In the entries below, filter for the word "systems" and copy every matching line.

*** Information provided ***

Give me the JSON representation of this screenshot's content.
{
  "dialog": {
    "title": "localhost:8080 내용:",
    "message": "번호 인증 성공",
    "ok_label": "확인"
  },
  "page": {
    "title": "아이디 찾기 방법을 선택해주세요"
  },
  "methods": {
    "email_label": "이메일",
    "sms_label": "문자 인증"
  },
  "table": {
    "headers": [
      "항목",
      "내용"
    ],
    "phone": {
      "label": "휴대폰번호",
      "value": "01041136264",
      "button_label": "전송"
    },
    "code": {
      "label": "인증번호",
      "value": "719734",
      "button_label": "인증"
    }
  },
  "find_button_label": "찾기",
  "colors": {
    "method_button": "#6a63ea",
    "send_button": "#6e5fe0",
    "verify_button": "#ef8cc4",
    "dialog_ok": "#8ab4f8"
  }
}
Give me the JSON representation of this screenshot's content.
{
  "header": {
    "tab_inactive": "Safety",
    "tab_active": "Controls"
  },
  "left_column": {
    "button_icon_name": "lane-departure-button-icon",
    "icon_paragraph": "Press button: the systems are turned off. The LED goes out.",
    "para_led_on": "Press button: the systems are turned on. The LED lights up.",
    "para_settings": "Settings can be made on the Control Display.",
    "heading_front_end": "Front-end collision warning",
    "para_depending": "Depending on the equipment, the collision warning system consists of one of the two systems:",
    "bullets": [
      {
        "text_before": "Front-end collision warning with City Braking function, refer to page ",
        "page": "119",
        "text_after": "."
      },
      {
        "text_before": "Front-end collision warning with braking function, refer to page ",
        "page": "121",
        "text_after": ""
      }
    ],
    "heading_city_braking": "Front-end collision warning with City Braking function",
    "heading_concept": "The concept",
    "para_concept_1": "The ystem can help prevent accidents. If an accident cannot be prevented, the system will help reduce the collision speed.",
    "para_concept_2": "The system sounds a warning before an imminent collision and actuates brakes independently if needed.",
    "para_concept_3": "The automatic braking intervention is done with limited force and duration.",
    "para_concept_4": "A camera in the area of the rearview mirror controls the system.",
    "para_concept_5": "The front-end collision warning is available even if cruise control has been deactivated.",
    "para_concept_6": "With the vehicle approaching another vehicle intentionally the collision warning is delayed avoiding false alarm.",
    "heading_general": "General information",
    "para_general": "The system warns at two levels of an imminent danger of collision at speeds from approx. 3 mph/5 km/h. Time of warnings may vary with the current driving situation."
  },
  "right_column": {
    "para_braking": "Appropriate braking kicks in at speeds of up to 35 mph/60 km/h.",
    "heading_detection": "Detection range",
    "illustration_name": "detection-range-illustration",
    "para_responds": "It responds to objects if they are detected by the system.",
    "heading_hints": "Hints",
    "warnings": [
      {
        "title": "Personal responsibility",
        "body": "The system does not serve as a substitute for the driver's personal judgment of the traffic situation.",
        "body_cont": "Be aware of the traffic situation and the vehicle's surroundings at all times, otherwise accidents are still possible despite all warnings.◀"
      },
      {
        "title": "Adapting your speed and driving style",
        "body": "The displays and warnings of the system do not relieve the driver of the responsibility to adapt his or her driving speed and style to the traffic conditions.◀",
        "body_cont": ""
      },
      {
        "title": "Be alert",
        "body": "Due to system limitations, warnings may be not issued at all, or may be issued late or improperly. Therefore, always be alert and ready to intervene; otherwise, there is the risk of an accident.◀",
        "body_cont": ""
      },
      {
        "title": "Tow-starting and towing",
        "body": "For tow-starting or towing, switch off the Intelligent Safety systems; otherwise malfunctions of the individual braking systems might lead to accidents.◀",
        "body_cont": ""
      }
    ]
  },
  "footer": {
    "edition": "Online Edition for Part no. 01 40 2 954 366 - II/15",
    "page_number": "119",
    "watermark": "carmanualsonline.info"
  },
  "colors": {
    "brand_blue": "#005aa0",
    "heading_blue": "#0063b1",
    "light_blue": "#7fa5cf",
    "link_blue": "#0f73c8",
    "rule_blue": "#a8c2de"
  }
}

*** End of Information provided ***

__The completed task__
    "icon_paragraph": "Press button: the systems are turned off. The LED goes out.",
    "para_led_on": "Press button: the systems are turned on. The LED lights up.",
    "para_depending": "Depending on the equipment, the collision warning system consists of one of the two systems:",
        "body": "For tow-starting or towing, switch off the Intelligent Safety systems; otherwise malfunctions of the individual braking systems might lead to accidents.◀",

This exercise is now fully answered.